WYOMING, Mich. (WOOD) — In honor of Alopecia Awareness Month in September, a local restaurant spent the month raising money to help people battling the disease.
Gricelda Mata, the owner of Lindo Mexico Restaurant, also has a birthday in September. Each year she celebrates by trying to do something for someone else.
“I’ve always said that my business is a tool to help others,” Mata said.
It was her good friend of 20 years, Yeli Romero, who mentioned Alopecia Awareness Month. Romero deals with the disease herself, so offering the restaurant’s help was a no-brainer for Mata.
Lindo Mexico hosted Noches Azules or Blue Nights every Thursday, where a portion of sales from the blue margarita went towards a fund to purchase wigs for people with alopecia who cannot afford to buy one.
Mata also had one of her employees paint a woman’s face on a canvas, and customers could donate money to add strands of hair to the woman’s head.
“As someone that has hair, it’s hard to sometimes comprehend the whole extent, but when you talk to someone and they share their story, you start to understand things that you didn’t know. And talking to Yeli, she educated me on things that I didn’t even know,” said Mata.
Romero was diagnosed with alopecia when she was 19 and hid her condition for 20 years.

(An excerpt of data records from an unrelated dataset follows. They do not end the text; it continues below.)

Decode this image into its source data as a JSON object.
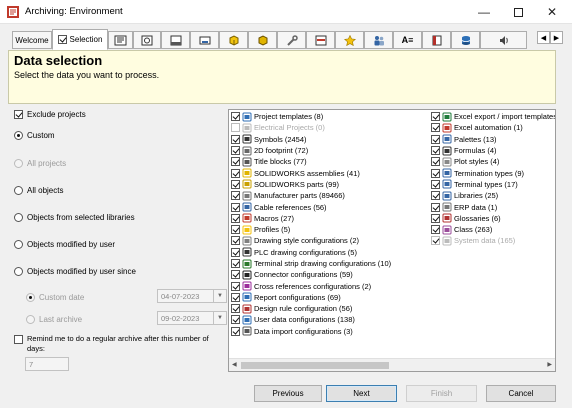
{
  "window": {
    "title": "Archiving: Environment"
  },
  "tabs": [
    {
      "label": "Welcome",
      "icon": "none"
    },
    {
      "label": "Selection",
      "icon": "checkbox-icon"
    },
    {
      "label": "",
      "icon": "project-templates-icon"
    },
    {
      "label": "",
      "icon": "symbols-icon"
    },
    {
      "label": "",
      "icon": "title-blocks-icon"
    },
    {
      "label": "",
      "icon": "cable-references-icon"
    },
    {
      "label": "",
      "icon": "solidworks-assemblies-icon"
    },
    {
      "label": "",
      "icon": "solidworks-parts-icon"
    },
    {
      "label": "",
      "icon": "manufacturer-parts-icon"
    },
    {
      "label": "",
      "icon": "macros-icon"
    },
    {
      "label": "",
      "icon": "profiles-icon"
    },
    {
      "label": "",
      "icon": "users-icon"
    },
    {
      "label": "",
      "icon": "fonts-icon"
    },
    {
      "label": "",
      "icon": "database-icon"
    },
    {
      "label": "",
      "icon": "cylinder-icon"
    },
    {
      "label": "",
      "icon": "speaker-icon"
    }
  ],
  "header": {
    "title": "Data selection",
    "subtitle": "Select the data you want to process."
  },
  "options": {
    "exclude_projects": "Exclude projects",
    "custom": "Custom",
    "all_projects": "All projects",
    "all_objects": "All objects",
    "objects_from_libraries": "Objects from selected libraries",
    "objects_modified_by_user": "Objects modified by user",
    "objects_modified_since": "Objects modified by user since",
    "custom_date": "Custom date",
    "custom_date_value": "04-07-2023",
    "last_archive": "Last archive",
    "last_archive_value": "09-02-2023",
    "remind_label_1": "Remind me to do a regular archive after this number of",
    "remind_label_2": "days:",
    "remind_days": "7"
  },
  "list_col1": [
    {
      "label": "Project templates (8)",
      "checked": true,
      "disabled": false,
      "icon": "project-templates-icon"
    },
    {
      "label": "Electrical Projects (0)",
      "checked": false,
      "disabled": true,
      "icon": "electrical-projects-icon"
    },
    {
      "label": "Symbols (2454)",
      "checked": true,
      "disabled": false,
      "icon": "symbols-icon"
    },
    {
      "label": "2D footprint (72)",
      "checked": true,
      "disabled": false,
      "icon": "footprint-icon"
    },
    {
      "label": "Title blocks (77)",
      "checked": true,
      "disabled": false,
      "icon": "title-blocks-icon"
    },
    {
      "label": "SOLIDWORKS assemblies (41)",
      "checked": true,
      "disabled": false,
      "icon": "solidworks-assemblies-icon"
    },
    {
      "label": "SOLIDWORKS parts (99)",
      "checked": true,
      "disabled": false,
      "icon": "solidworks-parts-icon"
    },
    {
      "label": "Manufacturer parts (89466)",
      "checked": true,
      "disabled": false,
      "icon": "manufacturer-parts-icon"
    },
    {
      "label": "Cable references (56)",
      "checked": true,
      "disabled": false,
      "icon": "cable-references-icon"
    },
    {
      "label": "Macros (27)",
      "checked": true,
      "disabled": false,
      "icon": "macros-icon"
    },
    {
      "label": "Profiles (5)",
      "checked": true,
      "disabled": false,
      "icon": "profiles-icon"
    },
    {
      "label": "Drawing style configurations (2)",
      "checked": true,
      "disabled": false,
      "icon": "drawing-style-icon"
    },
    {
      "label": "PLC drawing configurations (5)",
      "checked": true,
      "disabled": false,
      "icon": "plc-icon"
    },
    {
      "label": "Terminal strip drawing configurations (10)",
      "checked": true,
      "disabled": false,
      "icon": "terminal-strip-icon"
    },
    {
      "label": "Connector configurations (59)",
      "checked": true,
      "disabled": false,
      "icon": "connector-icon"
    },
    {
      "label": "Cross references configurations (2)",
      "checked": true,
      "disabled": false,
      "icon": "cross-references-icon"
    },
    {
      "label": "Report configurations (69)",
      "checked": true,
      "disabled": false,
      "icon": "report-icon"
    },
    {
      "label": "Design rule configuration (56)",
      "checked": true,
      "disabled": false,
      "icon": "design-rule-icon"
    },
    {
      "label": "User data configurations (138)",
      "checked": true,
      "disabled": false,
      "icon": "user-data-icon"
    },
    {
      "label": "Data import configurations (3)",
      "checked": true,
      "disabled": false,
      "icon": "data-import-icon"
    }
  ],
  "list_col2": [
    {
      "label": "Excel export / import templates",
      "checked": true,
      "disabled": false,
      "icon": "excel-export-icon"
    },
    {
      "label": "Excel automation (1)",
      "checked": true,
      "disabled": false,
      "icon": "excel-automation-icon"
    },
    {
      "label": "Palettes (13)",
      "checked": true,
      "disabled": false,
      "icon": "palettes-icon"
    },
    {
      "label": "Formulas (4)",
      "checked": true,
      "disabled": false,
      "icon": "formulas-icon"
    },
    {
      "label": "Plot styles (4)",
      "checked": true,
      "disabled": false,
      "icon": "plot-styles-icon"
    },
    {
      "label": "Termination types (9)",
      "checked": true,
      "disabled": false,
      "icon": "termination-types-icon"
    },
    {
      "label": "Terminal types (17)",
      "checked": true,
      "disabled": false,
      "icon": "terminal-types-icon"
    },
    {
      "label": "Libraries (25)",
      "checked": true,
      "disabled": false,
      "icon": "libraries-icon"
    },
    {
      "label": "ERP data (1)",
      "checked": true,
      "disabled": false,
      "icon": "erp-data-icon"
    },
    {
      "label": "Glossaries (6)",
      "checked": true,
      "disabled": false,
      "icon": "glossaries-icon"
    },
    {
      "label": "Class (263)",
      "checked": true,
      "disabled": false,
      "icon": "class-icon"
    },
    {
      "label": "System data (165)",
      "checked": true,
      "disabled": true,
      "icon": "system-data-icon"
    }
  ],
  "buttons": {
    "previous": "Previous",
    "next": "Next",
    "finish": "Finish",
    "cancel": "Cancel"
  }
}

“When I purchased my first wig, I remember it was very expensive. It was not the one that looked like my hair. I didn’t receive any support,” Romero explained.
She finally came forward with her story in 2021. As a Zumba instructor and business owner, she is well known in the community.

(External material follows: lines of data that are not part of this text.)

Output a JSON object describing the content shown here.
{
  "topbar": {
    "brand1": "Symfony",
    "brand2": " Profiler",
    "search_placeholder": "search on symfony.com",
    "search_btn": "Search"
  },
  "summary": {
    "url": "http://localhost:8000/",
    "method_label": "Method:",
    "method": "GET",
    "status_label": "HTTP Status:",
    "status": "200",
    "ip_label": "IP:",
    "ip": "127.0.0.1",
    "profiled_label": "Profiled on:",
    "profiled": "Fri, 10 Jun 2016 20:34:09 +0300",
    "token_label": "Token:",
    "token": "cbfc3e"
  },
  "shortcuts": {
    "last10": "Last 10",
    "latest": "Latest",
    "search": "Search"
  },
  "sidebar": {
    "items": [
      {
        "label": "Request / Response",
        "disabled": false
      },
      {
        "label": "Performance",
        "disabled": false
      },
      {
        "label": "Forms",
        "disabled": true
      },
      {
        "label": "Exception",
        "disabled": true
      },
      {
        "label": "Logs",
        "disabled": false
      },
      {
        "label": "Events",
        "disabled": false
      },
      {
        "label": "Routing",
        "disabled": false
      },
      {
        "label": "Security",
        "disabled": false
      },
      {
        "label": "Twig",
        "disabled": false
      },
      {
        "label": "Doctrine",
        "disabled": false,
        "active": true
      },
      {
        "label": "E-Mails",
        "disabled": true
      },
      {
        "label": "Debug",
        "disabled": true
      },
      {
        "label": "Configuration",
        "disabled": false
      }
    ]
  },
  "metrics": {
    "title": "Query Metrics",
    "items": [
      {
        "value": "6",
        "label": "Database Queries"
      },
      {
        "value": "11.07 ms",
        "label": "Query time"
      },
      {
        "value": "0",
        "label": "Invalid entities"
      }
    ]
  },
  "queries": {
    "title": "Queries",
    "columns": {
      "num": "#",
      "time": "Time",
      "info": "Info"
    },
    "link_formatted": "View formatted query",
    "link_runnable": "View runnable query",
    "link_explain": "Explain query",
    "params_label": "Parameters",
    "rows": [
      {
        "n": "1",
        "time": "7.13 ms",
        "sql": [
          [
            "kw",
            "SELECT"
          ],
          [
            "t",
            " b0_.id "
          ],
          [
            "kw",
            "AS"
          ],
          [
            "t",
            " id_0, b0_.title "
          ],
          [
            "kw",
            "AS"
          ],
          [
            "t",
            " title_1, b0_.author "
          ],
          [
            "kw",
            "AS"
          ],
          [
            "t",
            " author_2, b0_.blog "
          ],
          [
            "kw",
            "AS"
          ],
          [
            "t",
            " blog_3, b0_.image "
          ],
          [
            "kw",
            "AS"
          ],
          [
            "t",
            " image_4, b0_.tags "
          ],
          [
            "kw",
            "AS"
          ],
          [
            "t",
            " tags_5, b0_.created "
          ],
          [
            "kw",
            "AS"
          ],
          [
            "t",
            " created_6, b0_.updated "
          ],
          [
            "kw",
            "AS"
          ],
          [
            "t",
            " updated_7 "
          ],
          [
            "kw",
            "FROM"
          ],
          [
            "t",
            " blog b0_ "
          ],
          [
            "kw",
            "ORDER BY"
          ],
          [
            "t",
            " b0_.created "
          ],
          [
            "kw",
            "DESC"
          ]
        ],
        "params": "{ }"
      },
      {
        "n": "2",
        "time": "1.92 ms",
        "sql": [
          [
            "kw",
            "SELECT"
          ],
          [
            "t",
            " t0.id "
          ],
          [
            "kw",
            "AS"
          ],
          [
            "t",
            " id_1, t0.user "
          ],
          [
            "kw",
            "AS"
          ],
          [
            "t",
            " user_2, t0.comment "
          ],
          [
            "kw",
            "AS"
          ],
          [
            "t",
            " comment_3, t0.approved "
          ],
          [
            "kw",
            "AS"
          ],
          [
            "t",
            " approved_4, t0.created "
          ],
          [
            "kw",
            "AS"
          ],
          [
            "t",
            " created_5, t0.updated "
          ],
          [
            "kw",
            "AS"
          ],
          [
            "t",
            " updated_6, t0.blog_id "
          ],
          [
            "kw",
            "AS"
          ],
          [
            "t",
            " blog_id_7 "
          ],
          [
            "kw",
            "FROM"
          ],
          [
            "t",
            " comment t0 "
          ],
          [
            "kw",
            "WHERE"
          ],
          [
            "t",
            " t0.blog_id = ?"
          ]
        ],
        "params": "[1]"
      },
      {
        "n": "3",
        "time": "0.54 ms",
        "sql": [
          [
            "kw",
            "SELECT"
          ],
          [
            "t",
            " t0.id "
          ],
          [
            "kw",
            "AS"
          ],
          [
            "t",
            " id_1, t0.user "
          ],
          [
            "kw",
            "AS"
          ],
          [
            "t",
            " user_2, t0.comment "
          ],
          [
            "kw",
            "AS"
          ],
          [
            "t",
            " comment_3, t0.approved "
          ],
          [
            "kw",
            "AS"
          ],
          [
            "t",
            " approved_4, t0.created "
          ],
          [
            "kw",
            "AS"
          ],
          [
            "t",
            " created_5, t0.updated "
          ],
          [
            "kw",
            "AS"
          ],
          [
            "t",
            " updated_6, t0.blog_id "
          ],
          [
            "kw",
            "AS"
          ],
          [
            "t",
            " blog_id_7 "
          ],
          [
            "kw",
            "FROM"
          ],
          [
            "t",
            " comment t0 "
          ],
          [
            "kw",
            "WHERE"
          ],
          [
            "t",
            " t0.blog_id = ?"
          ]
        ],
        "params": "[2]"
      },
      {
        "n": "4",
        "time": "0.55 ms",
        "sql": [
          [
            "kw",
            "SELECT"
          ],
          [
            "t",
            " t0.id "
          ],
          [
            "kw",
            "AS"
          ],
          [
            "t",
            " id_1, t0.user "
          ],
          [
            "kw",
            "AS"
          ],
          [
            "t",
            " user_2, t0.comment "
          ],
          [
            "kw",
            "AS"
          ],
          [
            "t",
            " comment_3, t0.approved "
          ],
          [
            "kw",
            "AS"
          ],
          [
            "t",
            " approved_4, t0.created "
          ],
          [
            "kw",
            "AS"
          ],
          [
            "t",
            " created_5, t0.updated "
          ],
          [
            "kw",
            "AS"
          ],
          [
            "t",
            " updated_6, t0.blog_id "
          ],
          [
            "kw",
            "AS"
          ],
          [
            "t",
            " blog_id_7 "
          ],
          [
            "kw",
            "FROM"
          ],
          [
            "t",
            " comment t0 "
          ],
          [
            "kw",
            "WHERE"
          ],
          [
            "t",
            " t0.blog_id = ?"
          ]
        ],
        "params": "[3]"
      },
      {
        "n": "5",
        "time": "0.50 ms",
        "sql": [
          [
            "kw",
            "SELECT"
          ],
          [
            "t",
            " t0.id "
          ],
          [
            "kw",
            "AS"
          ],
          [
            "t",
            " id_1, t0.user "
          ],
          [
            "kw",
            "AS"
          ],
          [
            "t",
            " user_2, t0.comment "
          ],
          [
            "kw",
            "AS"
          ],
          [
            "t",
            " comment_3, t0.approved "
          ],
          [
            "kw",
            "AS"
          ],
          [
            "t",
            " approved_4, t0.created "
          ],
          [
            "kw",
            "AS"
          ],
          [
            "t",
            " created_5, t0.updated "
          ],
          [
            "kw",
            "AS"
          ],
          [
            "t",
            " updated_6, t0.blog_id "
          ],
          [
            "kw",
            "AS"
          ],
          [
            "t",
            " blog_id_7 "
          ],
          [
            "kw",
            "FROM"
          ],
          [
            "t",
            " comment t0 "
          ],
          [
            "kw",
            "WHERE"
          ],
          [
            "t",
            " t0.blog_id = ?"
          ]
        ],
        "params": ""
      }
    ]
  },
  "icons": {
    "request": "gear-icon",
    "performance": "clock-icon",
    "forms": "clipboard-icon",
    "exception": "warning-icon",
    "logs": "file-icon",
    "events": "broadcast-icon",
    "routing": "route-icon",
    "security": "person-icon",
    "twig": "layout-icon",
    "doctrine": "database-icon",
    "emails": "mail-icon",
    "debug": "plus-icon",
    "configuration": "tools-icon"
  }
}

“Since then, people have reached out to me. I’ve been creating this community that I want to support. The idea was just to create awareness and support people who cannot afford to purchase a wig and to create awareness about the respect that we deserve,” said Romero.

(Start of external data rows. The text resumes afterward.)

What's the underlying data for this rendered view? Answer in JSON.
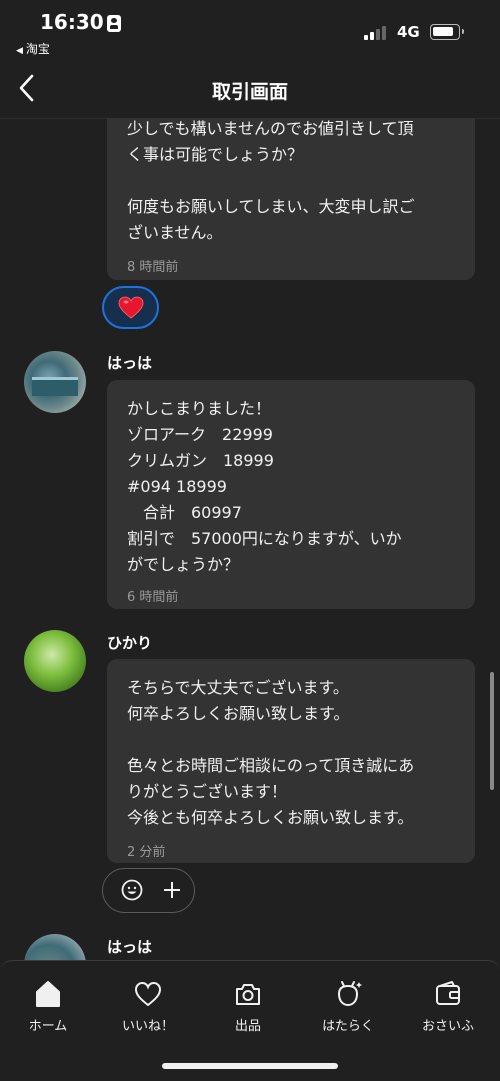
{
  "status_bar": {
    "time": "16:30",
    "back_app": "淘宝",
    "network": "4G"
  },
  "header": {
    "title": "取引画面"
  },
  "messages": [
    {
      "lines": [
        "少しでも構いませんのでお値引きして頂",
        "く事は可能でしょうか？",
        "",
        "何度もお願いしてしまい、大変申し訳ご",
        "ざいません。"
      ],
      "time": "8 時間前"
    },
    {
      "sender": "はっは",
      "lines": [
        "かしこまりました！",
        "ゾロアーク　22999",
        "クリムガン　18999",
        "#094 18999",
        "　合計　60997",
        "割引で　57000円になりますが、いか",
        "がでしょうか？"
      ],
      "time": "6 時間前"
    },
    {
      "sender": "ひかり",
      "lines": [
        "そちらで大丈夫でございます。",
        "何卒よろしくお願い致します。",
        "",
        "色々とお時間ご相談にのって頂き誠にあ",
        "りがとうございます！",
        "今後とも何卒よろしくお願い致します。"
      ],
      "time": "2 分前"
    },
    {
      "sender": "はっは"
    }
  ],
  "nav": [
    {
      "label": "ホーム",
      "icon": "home-icon"
    },
    {
      "label": "いいね！",
      "icon": "heart-icon"
    },
    {
      "label": "出品",
      "icon": "camera-icon"
    },
    {
      "label": "はたらく",
      "icon": "sparkle-bag-icon"
    },
    {
      "label": "おさいふ",
      "icon": "wallet-icon"
    }
  ],
  "colors": {
    "background": "#202020",
    "bubble": "#333334",
    "reaction_border": "#1e73e0",
    "heart": "#e8162c"
  }
}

She has heard stories of young children taking their own lives because they are bullied for having alopecia.
“That’s one of the things that I would like to tell parents; to educate their kids, to respect others, because they don’t know what the other person is going through.”
Fern Clark, 15, was diagnosed with alopecia when she was 10. She recently switched schools because of the way she was being treated.
“I would say more for the hardest part about being with other kids is when they talk and complain all the time about their hair and they’re just, just the lack of empathy has been the hardest part in school,” Clark said.
She added that more often than not, people don’t ask her why she’s bald. Instead, they make assumptions and occasionally harsh comments.
Christy Murphy, who also has alopecia, said the emotional toll is the biggest challenge.
“Just dealing with self-esteem, self-worth, just to not fitting in,” she said. “A lot of times people assume I have cancer and then I feel bad that I tell them I don’t because they want to tell their story of what they went through.”
More than anything, all three of the ladies say they want to be respected. However, they feel that for that to happen, there needs to be more understanding about alopecia. Murphy said she’s grateful for Lindo Mexico’s efforts.
“It’s so great to have the owner of Lindo Mexico help so much with financial support and support others of us in the alopecia community just bring awareness and help others.”
In recognition of Alopecia Areata Awareness Month, several landmarks across the U.S. were lit up to raise awareness as well, including Grand Rapids’ Blue Bridge.